▶ _Entries from a dataset of interfaces_:
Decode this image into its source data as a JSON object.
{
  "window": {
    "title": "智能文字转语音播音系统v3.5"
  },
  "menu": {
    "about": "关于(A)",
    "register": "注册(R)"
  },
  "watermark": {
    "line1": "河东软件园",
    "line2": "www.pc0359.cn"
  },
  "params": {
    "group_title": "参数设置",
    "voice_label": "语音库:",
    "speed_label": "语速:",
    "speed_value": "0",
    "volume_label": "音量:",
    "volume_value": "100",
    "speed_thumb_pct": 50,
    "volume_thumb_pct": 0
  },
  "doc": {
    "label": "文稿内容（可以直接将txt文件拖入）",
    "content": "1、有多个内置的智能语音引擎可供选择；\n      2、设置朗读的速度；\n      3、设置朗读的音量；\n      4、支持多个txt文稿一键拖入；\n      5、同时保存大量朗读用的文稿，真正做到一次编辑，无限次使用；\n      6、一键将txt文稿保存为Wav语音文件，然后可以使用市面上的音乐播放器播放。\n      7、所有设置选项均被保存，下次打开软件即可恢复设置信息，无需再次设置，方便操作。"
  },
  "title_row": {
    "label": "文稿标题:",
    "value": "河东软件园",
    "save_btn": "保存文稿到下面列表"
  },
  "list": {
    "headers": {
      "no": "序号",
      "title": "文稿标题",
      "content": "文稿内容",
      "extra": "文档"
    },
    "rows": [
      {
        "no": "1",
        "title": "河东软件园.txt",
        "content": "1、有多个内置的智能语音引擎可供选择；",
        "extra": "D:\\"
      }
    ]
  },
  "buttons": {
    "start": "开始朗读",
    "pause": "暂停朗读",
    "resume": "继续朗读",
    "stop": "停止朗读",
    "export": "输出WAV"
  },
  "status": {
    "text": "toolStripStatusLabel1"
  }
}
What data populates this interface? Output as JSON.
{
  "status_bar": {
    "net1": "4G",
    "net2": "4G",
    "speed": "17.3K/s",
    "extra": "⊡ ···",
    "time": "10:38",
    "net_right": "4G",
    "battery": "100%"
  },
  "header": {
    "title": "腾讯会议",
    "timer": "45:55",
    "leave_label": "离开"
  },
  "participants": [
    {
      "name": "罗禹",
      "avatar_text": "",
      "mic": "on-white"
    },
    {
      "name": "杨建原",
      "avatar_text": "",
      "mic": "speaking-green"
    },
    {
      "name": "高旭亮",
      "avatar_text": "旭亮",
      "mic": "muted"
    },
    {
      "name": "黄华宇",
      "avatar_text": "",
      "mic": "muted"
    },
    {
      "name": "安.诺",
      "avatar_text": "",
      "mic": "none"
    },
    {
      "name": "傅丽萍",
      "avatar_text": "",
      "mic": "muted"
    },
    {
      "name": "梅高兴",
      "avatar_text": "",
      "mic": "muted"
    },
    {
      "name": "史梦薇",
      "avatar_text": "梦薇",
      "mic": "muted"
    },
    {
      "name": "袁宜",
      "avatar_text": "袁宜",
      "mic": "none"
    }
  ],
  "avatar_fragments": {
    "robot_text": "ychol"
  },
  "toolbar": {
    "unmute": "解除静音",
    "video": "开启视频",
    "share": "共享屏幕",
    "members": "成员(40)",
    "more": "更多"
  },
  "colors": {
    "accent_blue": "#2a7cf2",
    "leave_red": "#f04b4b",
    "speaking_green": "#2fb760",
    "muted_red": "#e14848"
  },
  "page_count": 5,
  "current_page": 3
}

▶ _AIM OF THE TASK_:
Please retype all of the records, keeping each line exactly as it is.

▶ _WRITTEN SOLUTION_:
Decode this image into its source data as a JSON object.
{
  "window": {
    "title": "智能文字转语音播音系统v3.5"
  },
  "menu": {
    "about": "关于(A)",
    "register": "注册(R)"
  },
  "watermark": {
    "line1": "河东软件园",
    "line2": "www.pc0359.cn"
  },
  "params": {
    "group_title": "参数设置",
    "voice_label": "语音库:",
    "speed_label": "语速:",
    "speed_value": "0",
    "volume_label": "音量:",
    "volume_value": "100",
    "speed_thumb_pct": 50,
    "volume_thumb_pct": 0
  },
  "doc": {
    "label": "文稿内容（可以直接将txt文件拖入）",
    "content": "1、有多个内置的智能语音引擎可供选择；\n      2、设置朗读的速度；\n      3、设置朗读的音量；\n      4、支持多个txt文稿一键拖入；\n      5、同时保存大量朗读用的文稿，真正做到一次编辑，无限次使用；\n      6、一键将txt文稿保存为Wav语音文件，然后可以使用市面上的音乐播放器播放。\n      7、所有设置选项均被保存，下次打开软件即可恢复设置信息，无需再次设置，方便操作。"
  },
  "title_row": {
    "label": "文稿标题:",
    "value": "河东软件园",
    "save_btn": "保存文稿到下面列表"
  },
  "list": {
    "headers": {
      "no": "序号",
      "title": "文稿标题",
      "content": "文稿内容",
      "extra": "文档"
    },
    "rows": [
      {
        "no": "1",
        "title": "河东软件园.txt",
        "content": "1、有多个内置的智能语音引擎可供选择；",
        "extra": "D:\\"
      }
    ]
  },
  "buttons": {
    "start": "开始朗读",
    "pause": "暂停朗读",
    "resume": "继续朗读",
    "stop": "停止朗读",
    "export": "输出WAV"
  },
  "status": {
    "text": "toolStripStatusLabel1"
  }
}
What data populates this interface? Output as JSON.
{
  "status_bar": {
    "net1": "4G",
    "net2": "4G",
    "speed": "17.3K/s",
    "extra": "⊡ ···",
    "time": "10:38",
    "net_right": "4G",
    "battery": "100%"
  },
  "header": {
    "title": "腾讯会议",
    "timer": "45:55",
    "leave_label": "离开"
  },
  "participants": [
    {
      "name": "罗禹",
      "avatar_text": "",
      "mic": "on-white"
    },
    {
      "name": "杨建原",
      "avatar_text": "",
      "mic": "speaking-green"
    },
    {
      "name": "高旭亮",
      "avatar_text": "旭亮",
      "mic": "muted"
    },
    {
      "name": "黄华宇",
      "avatar_text": "",
      "mic": "muted"
    },
    {
      "name": "安.诺",
      "avatar_text": "",
      "mic": "none"
    },
    {
      "name": "傅丽萍",
      "avatar_text": "",
      "mic": "muted"
    },
    {
      "name": "梅高兴",
      "avatar_text": "",
      "mic": "muted"
    },
    {
      "name": "史梦薇",
      "avatar_text": "梦薇",
      "mic": "muted"
    },
    {
      "name": "袁宜",
      "avatar_text": "袁宜",
      "mic": "none"
    }
  ],
  "avatar_fragments": {
    "robot_text": "ychol"
  },
  "toolbar": {
    "unmute": "解除静音",
    "video": "开启视频",
    "share": "共享屏幕",
    "members": "成员(40)",
    "more": "更多"
  },
  "colors": {
    "accent_blue": "#2a7cf2",
    "leave_red": "#f04b4b",
    "speaking_green": "#2fb760",
    "muted_red": "#e14848"
  },
  "page_count": 5,
  "current_page": 3
}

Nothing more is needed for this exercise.